Entries taken from a collection:
- - -

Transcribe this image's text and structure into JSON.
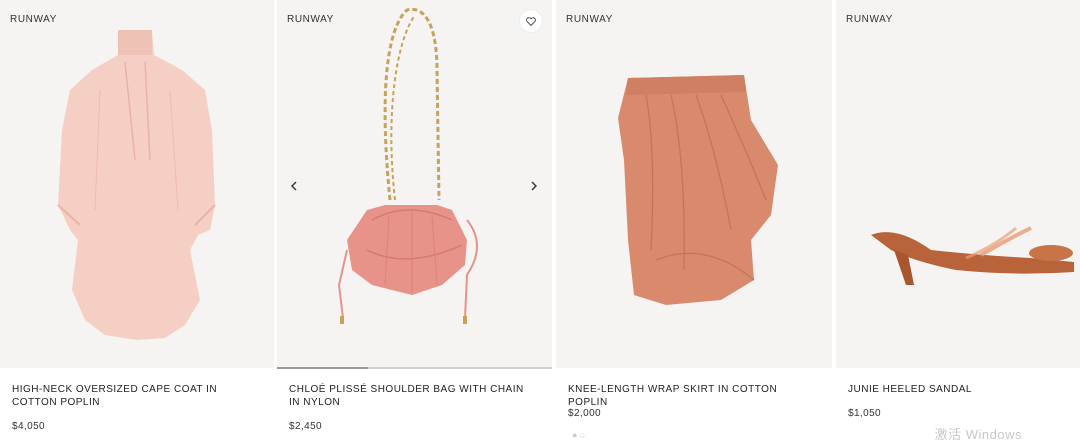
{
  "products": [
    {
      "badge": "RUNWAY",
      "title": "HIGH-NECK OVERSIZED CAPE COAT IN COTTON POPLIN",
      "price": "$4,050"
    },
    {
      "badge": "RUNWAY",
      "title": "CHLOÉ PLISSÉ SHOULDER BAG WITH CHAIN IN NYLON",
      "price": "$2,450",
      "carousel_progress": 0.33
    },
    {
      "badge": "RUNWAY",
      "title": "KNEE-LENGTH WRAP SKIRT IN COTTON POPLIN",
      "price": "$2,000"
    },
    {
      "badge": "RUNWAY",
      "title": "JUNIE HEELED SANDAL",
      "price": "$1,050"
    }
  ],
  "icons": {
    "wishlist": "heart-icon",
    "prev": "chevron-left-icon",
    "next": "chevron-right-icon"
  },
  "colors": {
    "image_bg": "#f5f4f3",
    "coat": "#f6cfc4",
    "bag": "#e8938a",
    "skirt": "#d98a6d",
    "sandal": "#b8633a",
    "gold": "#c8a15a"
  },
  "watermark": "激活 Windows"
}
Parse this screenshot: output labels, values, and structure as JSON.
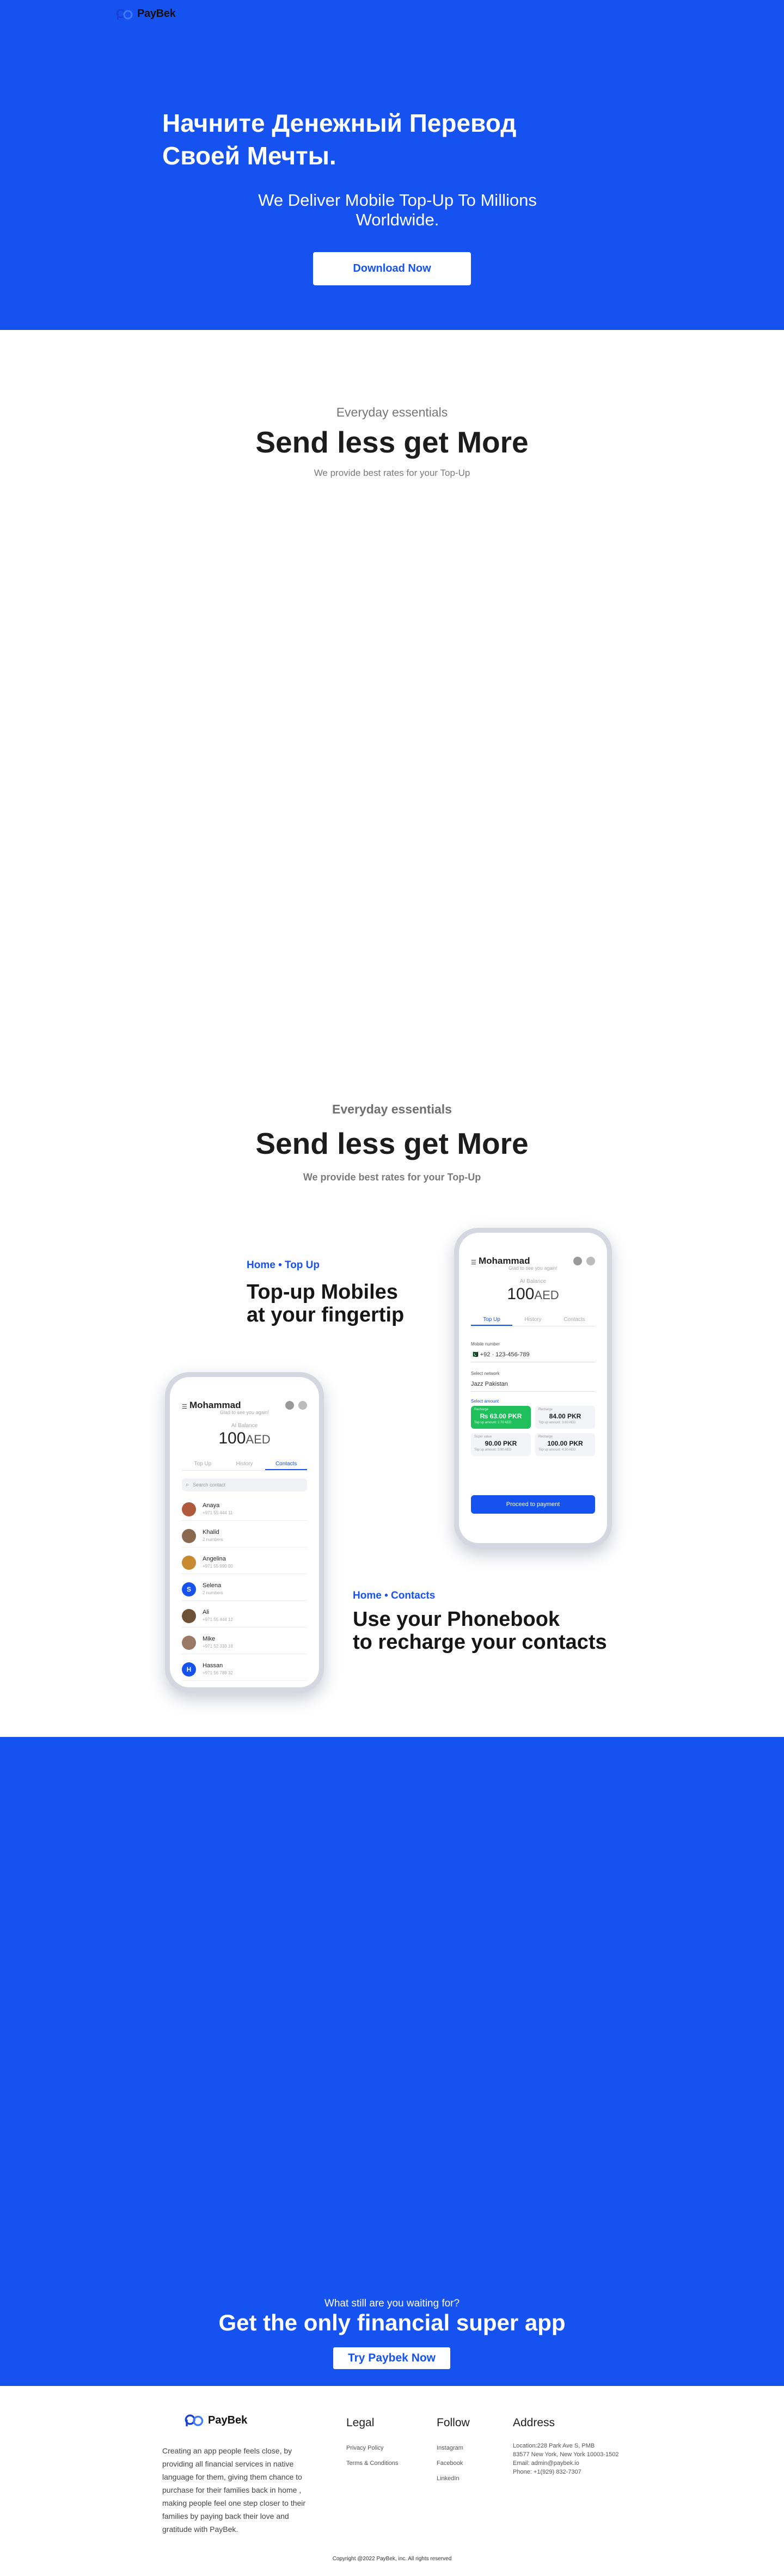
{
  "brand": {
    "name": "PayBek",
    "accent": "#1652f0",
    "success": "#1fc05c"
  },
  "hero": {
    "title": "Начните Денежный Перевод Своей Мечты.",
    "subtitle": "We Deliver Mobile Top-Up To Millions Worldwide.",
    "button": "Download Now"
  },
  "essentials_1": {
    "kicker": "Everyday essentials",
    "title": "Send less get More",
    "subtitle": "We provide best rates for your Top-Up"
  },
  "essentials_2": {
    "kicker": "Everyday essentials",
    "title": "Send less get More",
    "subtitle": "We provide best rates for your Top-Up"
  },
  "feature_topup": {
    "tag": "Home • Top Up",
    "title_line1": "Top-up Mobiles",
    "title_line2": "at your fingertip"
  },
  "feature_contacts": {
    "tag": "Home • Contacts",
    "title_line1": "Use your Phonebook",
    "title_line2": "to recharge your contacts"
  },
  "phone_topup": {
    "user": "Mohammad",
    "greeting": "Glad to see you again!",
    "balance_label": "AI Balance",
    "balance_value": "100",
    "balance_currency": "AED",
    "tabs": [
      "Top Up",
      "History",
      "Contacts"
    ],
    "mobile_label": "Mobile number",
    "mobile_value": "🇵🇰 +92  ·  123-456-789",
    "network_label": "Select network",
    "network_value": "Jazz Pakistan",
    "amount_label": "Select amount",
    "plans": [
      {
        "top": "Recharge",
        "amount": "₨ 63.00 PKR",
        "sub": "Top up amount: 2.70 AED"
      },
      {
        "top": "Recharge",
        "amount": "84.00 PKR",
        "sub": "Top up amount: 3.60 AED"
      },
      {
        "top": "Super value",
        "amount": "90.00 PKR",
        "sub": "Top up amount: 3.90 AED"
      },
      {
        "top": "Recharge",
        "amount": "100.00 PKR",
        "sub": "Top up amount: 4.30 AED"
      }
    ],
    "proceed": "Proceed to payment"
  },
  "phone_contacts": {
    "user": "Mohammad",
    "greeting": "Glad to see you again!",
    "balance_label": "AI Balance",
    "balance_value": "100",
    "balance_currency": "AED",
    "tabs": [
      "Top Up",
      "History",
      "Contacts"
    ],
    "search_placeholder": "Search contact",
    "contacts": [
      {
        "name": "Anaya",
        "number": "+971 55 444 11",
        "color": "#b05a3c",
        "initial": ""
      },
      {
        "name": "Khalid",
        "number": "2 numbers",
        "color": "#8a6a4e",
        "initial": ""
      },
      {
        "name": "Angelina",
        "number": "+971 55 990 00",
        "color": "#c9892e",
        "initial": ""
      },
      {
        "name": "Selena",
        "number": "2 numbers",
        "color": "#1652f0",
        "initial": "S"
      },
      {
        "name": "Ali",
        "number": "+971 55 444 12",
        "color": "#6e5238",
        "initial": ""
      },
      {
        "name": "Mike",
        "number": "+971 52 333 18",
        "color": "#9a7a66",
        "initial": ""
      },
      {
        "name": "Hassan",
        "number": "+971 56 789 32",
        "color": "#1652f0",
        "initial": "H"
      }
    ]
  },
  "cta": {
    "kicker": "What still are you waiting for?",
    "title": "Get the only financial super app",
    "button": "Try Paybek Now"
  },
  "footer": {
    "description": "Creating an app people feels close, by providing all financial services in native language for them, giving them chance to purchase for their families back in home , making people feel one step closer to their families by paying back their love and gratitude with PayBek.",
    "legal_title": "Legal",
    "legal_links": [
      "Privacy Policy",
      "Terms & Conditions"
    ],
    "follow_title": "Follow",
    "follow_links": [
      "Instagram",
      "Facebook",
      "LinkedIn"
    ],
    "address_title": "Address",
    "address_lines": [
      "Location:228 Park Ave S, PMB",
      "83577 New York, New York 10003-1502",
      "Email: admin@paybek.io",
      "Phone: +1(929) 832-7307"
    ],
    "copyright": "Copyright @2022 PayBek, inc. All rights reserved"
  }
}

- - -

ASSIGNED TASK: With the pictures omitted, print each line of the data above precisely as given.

RESPONSE AREA:
Transcribe this image's text and structure into JSON.
{
  "products": [
    {
      "badge": "RUNWAY",
      "title": "HIGH-NECK OVERSIZED CAPE COAT IN COTTON POPLIN",
      "price": "$4,050"
    },
    {
      "badge": "RUNWAY",
      "title": "CHLOÉ PLISSÉ SHOULDER BAG WITH CHAIN IN NYLON",
      "price": "$2,450",
      "carousel_progress": 0.33
    },
    {
      "badge": "RUNWAY",
      "title": "KNEE-LENGTH WRAP SKIRT IN COTTON POPLIN",
      "price": "$2,000"
    },
    {
      "badge": "RUNWAY",
      "title": "JUNIE HEELED SANDAL",
      "price": "$1,050"
    }
  ],
  "icons": {
    "wishlist": "heart-icon",
    "prev": "chevron-left-icon",
    "next": "chevron-right-icon"
  },
  "colors": {
    "image_bg": "#f5f4f3",
    "coat": "#f6cfc4",
    "bag": "#e8938a",
    "skirt": "#d98a6d",
    "sandal": "#b8633a",
    "gold": "#c8a15a"
  },
  "watermark": "激活 Windows"
}
Parse this screenshot: output labels, values, and structure as JSON.
{
  "brand": {
    "name": "PayBek",
    "accent": "#1652f0",
    "success": "#1fc05c"
  },
  "hero": {
    "title": "Начните Денежный Перевод Своей Мечты.",
    "subtitle": "We Deliver Mobile Top-Up To Millions Worldwide.",
    "button": "Download Now"
  },
  "essentials_1": {
    "kicker": "Everyday essentials",
    "title": "Send less get More",
    "subtitle": "We provide best rates for your Top-Up"
  },
  "essentials_2": {
    "kicker": "Everyday essentials",
    "title": "Send less get More",
    "subtitle": "We provide best rates for your Top-Up"
  },
  "feature_topup": {
    "tag": "Home • Top Up",
    "title_line1": "Top-up Mobiles",
    "title_line2": "at your fingertip"
  },
  "feature_contacts": {
    "tag": "Home • Contacts",
    "title_line1": "Use your Phonebook",
    "title_line2": "to recharge your contacts"
  },
  "phone_topup": {
    "user": "Mohammad",
    "greeting": "Glad to see you again!",
    "balance_label": "AI Balance",
    "balance_value": "100",
    "balance_currency": "AED",
    "tabs": [
      "Top Up",
      "History",
      "Contacts"
    ],
    "mobile_label": "Mobile number",
    "mobile_value": "🇵🇰 +92  ·  123-456-789",
    "network_label": "Select network",
    "network_value": "Jazz Pakistan",
    "amount_label": "Select amount",
    "plans": [
      {
        "top": "Recharge",
        "amount": "₨ 63.00 PKR",
        "sub": "Top up amount: 2.70 AED"
      },
      {
        "top": "Recharge",
        "amount": "84.00 PKR",
        "sub": "Top up amount: 3.60 AED"
      },
      {
        "top": "Super value",
        "amount": "90.00 PKR",
        "sub": "Top up amount: 3.90 AED"
      },
      {
        "top": "Recharge",
        "amount": "100.00 PKR",
        "sub": "Top up amount: 4.30 AED"
      }
    ],
    "proceed": "Proceed to payment"
  },
  "phone_contacts": {
    "user": "Mohammad",
    "greeting": "Glad to see you again!",
    "balance_label": "AI Balance",
    "balance_value": "100",
    "balance_currency": "AED",
    "tabs": [
      "Top Up",
      "History",
      "Contacts"
    ],
    "search_placeholder": "Search contact",
    "contacts": [
      {
        "name": "Anaya",
        "number": "+971 55 444 11",
        "color": "#b05a3c",
        "initial": ""
      },
      {
        "name": "Khalid",
        "number": "2 numbers",
        "color": "#8a6a4e",
        "initial": ""
      },
      {
        "name": "Angelina",
        "number": "+971 55 990 00",
        "color": "#c9892e",
        "initial": ""
      },
      {
        "name": "Selena",
        "number": "2 numbers",
        "color": "#1652f0",
        "initial": "S"
      },
      {
        "name": "Ali",
        "number": "+971 55 444 12",
        "color": "#6e5238",
        "initial": ""
      },
      {
        "name": "Mike",
        "number": "+971 52 333 18",
        "color": "#9a7a66",
        "initial": ""
      },
      {
        "name": "Hassan",
        "number": "+971 56 789 32",
        "color": "#1652f0",
        "initial": "H"
      }
    ]
  },
  "cta": {
    "kicker": "What still are you waiting for?",
    "title": "Get the only financial super app",
    "button": "Try Paybek Now"
  },
  "footer": {
    "description": "Creating an app people feels close, by providing all financial services in native language for them, giving them chance to purchase for their families back in home , making people feel one step closer to their families by paying back their love and gratitude with PayBek.",
    "legal_title": "Legal",
    "legal_links": [
      "Privacy Policy",
      "Terms & Conditions"
    ],
    "follow_title": "Follow",
    "follow_links": [
      "Instagram",
      "Facebook",
      "LinkedIn"
    ],
    "address_title": "Address",
    "address_lines": [
      "Location:228 Park Ave S, PMB",
      "83577 New York, New York 10003-1502",
      "Email: admin@paybek.io",
      "Phone: +1(929) 832-7307"
    ],
    "copyright": "Copyright @2022 PayBek, inc. All rights reserved"
  }
}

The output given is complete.